the point of being upset about it, but there seems to be an awful lot of fake
angst, angry, post-Korn-type rap rock around.
So you're not a big fan of Fred Durst, then?
I can understand why a certain demographic
likes Fred Durst, I can see why they appeal to people but I don't like them.
The lowest common denominator strikes a chord with certain limited-IQ
individuals or 13-year-old boys who wanna get laid, but there's a real
insincerity in the rock world right now. I don't believe a lot of these bands
when they come on whining and bitchin' and singin' in their cookie monster
vocals and trying to act tough, there's fat guys from California with tattoos pretending they're
black. All that's shit to me. It's follow-the-leader, these guys hung up their
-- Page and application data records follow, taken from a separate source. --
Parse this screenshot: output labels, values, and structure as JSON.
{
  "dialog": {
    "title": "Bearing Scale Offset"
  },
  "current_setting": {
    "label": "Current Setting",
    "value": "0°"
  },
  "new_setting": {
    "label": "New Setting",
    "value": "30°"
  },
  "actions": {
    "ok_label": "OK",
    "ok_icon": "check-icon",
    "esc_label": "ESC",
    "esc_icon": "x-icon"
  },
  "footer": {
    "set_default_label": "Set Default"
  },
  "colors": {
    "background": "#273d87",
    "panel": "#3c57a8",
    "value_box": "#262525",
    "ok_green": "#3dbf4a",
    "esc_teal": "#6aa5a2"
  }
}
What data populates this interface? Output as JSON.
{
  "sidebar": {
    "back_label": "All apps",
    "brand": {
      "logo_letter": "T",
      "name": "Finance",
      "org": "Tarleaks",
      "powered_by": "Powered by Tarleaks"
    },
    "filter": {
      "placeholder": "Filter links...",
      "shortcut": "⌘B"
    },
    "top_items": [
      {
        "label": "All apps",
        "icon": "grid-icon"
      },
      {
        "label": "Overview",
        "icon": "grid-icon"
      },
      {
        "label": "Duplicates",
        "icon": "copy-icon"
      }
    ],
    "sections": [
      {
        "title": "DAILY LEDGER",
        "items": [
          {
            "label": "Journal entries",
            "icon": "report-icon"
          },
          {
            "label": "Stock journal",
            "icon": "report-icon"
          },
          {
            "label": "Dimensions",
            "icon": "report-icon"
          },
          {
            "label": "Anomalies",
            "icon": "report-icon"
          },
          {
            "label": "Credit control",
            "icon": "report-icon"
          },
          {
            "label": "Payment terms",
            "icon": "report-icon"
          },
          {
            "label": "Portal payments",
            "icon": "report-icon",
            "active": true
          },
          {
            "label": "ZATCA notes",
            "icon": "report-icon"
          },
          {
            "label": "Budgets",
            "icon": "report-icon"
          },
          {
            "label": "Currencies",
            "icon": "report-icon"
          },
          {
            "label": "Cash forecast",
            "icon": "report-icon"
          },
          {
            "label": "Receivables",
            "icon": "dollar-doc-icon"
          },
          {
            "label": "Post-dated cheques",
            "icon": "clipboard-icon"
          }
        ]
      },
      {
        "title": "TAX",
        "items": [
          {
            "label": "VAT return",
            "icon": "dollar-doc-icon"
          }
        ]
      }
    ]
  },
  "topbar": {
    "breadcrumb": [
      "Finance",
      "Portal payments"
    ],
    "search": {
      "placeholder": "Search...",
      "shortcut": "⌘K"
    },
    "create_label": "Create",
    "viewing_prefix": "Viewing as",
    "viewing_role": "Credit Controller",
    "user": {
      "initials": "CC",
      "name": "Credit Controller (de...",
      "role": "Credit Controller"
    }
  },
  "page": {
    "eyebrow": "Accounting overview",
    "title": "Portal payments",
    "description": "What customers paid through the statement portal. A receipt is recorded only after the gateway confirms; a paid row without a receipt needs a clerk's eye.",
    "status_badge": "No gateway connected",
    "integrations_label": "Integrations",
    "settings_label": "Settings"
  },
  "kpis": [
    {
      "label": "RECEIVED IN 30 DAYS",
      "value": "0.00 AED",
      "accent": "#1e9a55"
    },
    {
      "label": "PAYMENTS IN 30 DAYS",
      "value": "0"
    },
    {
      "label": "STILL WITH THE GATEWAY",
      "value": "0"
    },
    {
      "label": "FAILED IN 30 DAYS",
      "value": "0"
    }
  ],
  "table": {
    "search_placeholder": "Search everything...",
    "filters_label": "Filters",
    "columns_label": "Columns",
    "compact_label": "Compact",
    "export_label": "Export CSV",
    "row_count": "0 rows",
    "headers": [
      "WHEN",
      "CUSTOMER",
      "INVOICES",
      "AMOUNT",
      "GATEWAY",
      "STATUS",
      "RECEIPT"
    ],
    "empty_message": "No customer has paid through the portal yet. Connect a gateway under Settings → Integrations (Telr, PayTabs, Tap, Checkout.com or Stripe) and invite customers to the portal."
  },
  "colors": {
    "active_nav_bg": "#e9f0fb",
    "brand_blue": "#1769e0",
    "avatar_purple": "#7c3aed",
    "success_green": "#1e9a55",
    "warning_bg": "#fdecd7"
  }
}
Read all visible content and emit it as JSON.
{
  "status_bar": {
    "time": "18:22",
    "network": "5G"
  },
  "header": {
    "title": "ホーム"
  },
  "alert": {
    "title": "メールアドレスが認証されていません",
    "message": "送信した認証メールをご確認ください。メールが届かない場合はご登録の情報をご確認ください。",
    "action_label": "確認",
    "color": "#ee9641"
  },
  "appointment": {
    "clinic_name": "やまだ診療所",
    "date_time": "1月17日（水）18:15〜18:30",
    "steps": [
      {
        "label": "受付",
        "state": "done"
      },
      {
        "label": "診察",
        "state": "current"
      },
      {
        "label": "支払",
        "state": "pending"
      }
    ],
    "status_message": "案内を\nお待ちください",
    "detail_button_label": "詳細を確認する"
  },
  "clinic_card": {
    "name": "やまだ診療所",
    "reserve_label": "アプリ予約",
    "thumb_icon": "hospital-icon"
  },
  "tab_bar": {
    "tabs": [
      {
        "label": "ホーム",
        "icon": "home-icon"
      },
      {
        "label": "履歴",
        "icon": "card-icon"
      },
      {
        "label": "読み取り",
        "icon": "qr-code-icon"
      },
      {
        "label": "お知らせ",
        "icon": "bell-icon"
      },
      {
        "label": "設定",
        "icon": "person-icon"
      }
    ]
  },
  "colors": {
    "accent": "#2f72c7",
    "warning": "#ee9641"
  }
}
spandex pants when Guns N'Roses got blown outta the water and donned their
flannel were and went, 'Oh let's go skateboardin', start eatin' cheeseburgers
and pretend we're black."
How did you feel about Durst using lyrics from
your songs on 'Chocolate Starfish...'?
That's an interesting story where I'd talked
some shit about him cos at the time it was annoying me that something that bad
could get so much attention and, you know.... He had to do some trash talkin'
and then I start hearing, 'Ohh, he wrote a song all about you.' I'm like, 'Oh,
OK,' and then it bugged him. Some amount of discomfort was caused by these
comments, but dumb-ass uses different lines from several of my songs as the
chorus to the title track of his album and then he has to ask me permission to
use'em (laughs), which I gave to him. It's not like I'm gonna fuck his album.
If you're not into rap-rock, what's doing it
for you at the moment?
I listen to an awful lot of hip-hop, but the
new Radiohead record is fantastic. I never really gave them a chance before cos
all I really heard was 'Creep' and I didn't really like that song. I just
thought they were just another smug slacker band. That was very unfair of me.
When their new record came out, somebody sent it to me and I'm impressed with
the courage it would take to put a record out like that. I'm also envious that
they seem to be on a label that's allowing them to do it and supporting them,
something that we didn't have. I think the new Roni Size Reprazent album is
fantastic, I saw them at Rockilde and they were the best band I've seen in a
long time. The Dandy Warhols are one of my favorite bands, too.
Do you ever get to a pint with NIN where you
think you're going to chuck it all in?
I do, and a lot of that comes when the business
side and the lawsuits and all that fuckin' shit start over- taking the pleasure
of making music. You start thinking, 'Why did I get into this in the first place?'
That's another reason why I'm into starting side-projects; it's good to have
other avenues to go down.